    It sounds like this ep was better than the first. But damn – I gotta watch the UK one – I love me some Nicholas Hoult!

    • Yippee! Do it! Do it! 🙂 I can’t wait to talk U.K. Skins with you! If you liked Nicholas Hoult before, you will LOVE him in this. Tony is such a complex, and brilliantly layered character in U.K. Skins. And, Nicholas Hoult’s acting has a lot, if not everything, to do with that.

      Oh, and maybe this is just me, but there is something about Tony that strikes me as very TVD Damon-esque. You might notice some startling similarities in the character’s early hedonism, and seeming total lack of empathy, which eventually give way to surprisingly hidden depths, later on in the series. 😉

      Have I sold you yet? If so, get thee to YouTube, GO! 🙂

      Oh, and U.S. Skins is improving. Next week’s episode will probably be a pretty close copy of Episode 4 – Chris from the U.K. version, which was definitely a solid episode. I like the guy who plays Chris in the U.S. version a lot so far (though not necessarily as much as his U.K. counterpart yet). So, there’s definitely potential there . . .

  6. Lauren

    The version you’re looking for is by Marlena Shaw (Link Provided). I absolutely loved this episode of Skins– especially the music!!

    • Thanks so much, Lauren! This was so thoughtful of you! You rock! As you probably already know, there are about a MILLION different versions of Wade in the Water on the internet. So,without this, I’m sure many of us fans would have downloaded 100’s of WRONG ones, before we found the right one. And THIS is definitely the RIGHT one! 🙂

      I too really enjoyed this Skins episode. For me, it illustrated, that the U.S. version of Skins DEFINITELY has the potential to be a solid series in its OWN right, not just a faded copy of the British version. Plus, the great thing about this program being on MTV, is that you can almost guarantee a stellar soundtrack each week. I’ve already downloaded THREE songs onto my iPod from this episode alone. And I doubt I will stop there! 🙂

  7. frigo

    Do you know by any chance the name of that song that plays, when tea is about to come out to her family!
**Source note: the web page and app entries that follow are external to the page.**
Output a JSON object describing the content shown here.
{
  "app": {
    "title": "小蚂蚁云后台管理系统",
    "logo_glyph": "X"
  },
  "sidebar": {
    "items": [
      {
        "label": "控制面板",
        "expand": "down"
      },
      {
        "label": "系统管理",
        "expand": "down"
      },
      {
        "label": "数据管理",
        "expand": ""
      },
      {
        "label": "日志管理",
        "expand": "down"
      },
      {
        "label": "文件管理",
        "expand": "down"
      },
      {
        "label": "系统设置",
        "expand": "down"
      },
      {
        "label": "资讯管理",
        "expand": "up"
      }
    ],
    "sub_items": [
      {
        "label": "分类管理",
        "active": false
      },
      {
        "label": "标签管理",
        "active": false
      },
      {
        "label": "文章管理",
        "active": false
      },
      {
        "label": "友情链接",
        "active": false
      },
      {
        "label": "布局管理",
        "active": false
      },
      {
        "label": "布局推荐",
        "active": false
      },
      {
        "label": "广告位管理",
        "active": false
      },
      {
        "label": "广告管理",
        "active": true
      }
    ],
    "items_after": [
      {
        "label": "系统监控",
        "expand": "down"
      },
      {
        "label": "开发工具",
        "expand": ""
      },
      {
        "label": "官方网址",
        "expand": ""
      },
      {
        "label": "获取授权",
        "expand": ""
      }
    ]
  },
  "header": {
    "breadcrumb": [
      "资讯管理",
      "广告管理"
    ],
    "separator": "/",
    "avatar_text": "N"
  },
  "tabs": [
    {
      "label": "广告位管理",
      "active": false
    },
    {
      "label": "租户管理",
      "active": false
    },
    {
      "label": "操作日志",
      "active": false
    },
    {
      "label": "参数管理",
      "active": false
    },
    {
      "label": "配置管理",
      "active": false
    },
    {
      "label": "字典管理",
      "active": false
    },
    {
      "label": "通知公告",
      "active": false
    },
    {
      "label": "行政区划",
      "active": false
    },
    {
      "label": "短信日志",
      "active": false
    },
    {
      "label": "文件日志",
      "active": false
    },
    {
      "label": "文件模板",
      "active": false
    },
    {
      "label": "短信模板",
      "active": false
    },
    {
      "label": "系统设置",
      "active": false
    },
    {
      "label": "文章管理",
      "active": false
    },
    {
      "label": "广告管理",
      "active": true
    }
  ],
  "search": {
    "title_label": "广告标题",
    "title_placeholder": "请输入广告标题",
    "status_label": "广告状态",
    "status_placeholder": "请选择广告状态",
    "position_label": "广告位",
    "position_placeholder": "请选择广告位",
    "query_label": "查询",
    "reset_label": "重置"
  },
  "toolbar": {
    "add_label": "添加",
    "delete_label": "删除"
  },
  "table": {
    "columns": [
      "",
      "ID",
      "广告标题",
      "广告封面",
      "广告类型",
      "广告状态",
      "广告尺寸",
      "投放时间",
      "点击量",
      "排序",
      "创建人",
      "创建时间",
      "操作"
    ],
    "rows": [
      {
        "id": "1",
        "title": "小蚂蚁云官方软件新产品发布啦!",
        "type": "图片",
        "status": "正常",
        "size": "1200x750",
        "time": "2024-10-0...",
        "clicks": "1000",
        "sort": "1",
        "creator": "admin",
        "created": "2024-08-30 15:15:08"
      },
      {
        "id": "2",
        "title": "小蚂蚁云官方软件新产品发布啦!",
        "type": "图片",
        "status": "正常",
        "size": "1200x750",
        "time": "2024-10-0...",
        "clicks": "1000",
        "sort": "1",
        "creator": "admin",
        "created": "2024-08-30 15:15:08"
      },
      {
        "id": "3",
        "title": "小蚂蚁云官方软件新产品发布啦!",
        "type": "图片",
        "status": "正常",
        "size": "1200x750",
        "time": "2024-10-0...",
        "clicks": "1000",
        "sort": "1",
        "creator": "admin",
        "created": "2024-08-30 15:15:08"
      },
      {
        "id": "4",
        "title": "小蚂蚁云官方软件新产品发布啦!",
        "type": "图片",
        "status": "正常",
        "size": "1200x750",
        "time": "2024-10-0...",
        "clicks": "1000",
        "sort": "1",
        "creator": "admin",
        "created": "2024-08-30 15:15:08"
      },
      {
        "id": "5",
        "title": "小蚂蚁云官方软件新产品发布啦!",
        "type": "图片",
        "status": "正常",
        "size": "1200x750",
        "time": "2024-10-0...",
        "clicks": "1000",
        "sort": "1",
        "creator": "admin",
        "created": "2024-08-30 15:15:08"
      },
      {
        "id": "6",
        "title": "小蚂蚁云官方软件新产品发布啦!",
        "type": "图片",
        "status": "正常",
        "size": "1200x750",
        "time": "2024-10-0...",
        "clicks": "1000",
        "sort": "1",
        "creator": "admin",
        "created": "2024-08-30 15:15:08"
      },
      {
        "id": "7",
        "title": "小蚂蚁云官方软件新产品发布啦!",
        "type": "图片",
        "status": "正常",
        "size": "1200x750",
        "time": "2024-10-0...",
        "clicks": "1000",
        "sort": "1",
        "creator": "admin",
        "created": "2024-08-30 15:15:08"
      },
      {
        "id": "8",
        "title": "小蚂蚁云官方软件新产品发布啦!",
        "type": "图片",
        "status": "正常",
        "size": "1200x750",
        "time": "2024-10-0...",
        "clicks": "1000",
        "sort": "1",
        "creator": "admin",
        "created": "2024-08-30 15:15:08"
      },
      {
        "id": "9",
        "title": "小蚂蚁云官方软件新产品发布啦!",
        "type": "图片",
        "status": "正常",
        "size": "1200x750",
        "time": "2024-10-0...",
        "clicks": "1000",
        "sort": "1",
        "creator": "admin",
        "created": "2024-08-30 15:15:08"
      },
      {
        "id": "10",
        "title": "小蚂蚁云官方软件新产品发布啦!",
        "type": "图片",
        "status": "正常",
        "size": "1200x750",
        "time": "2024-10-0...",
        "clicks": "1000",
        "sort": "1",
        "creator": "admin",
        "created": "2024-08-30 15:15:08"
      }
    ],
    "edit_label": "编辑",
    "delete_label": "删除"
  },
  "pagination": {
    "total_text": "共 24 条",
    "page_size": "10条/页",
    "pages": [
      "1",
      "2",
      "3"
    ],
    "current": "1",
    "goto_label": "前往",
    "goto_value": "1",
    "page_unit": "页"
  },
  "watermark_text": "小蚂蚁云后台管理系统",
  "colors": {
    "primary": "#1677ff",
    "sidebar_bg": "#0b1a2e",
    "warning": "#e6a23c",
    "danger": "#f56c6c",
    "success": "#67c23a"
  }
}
I’ve been searching everywhere for that song!!!

Leave a Reply

Fill in your details below or click an icon to log in: Logo

You are commenting using your account. Log Out /  Change )

Facebook photo

You are commenting using your Facebook account. Log Out /  Change )

Connecting to %s